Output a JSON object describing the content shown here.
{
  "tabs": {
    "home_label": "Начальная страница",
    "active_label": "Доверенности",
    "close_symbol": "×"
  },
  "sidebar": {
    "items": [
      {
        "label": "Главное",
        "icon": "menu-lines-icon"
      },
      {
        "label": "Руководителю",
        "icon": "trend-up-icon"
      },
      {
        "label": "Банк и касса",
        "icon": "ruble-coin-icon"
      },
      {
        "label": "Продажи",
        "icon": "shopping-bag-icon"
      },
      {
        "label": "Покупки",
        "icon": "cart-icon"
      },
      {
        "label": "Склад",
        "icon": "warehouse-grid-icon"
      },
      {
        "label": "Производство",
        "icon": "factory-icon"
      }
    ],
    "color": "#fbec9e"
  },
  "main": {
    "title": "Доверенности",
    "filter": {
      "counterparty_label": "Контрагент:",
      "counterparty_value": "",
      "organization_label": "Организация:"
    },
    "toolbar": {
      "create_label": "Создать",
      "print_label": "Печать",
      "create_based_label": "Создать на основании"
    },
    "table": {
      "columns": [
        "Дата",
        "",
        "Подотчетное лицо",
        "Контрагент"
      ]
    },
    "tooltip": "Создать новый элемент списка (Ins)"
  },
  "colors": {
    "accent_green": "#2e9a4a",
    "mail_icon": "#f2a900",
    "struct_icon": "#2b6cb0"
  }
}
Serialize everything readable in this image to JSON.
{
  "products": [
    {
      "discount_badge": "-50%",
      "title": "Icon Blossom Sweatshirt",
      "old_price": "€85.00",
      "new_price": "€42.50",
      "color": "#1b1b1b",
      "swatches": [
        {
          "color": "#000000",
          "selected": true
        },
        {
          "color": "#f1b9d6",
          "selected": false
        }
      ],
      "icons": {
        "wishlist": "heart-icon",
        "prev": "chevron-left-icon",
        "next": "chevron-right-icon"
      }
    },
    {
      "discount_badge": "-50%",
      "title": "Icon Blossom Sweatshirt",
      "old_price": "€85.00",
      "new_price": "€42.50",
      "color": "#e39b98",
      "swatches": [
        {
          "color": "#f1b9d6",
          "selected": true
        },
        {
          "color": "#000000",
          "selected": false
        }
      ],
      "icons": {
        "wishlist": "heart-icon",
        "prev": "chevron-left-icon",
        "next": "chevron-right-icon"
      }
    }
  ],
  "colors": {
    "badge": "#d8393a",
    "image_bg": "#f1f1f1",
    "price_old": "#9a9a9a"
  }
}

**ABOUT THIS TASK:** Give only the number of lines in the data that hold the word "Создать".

**ANSWER FOR THE TASK:** 3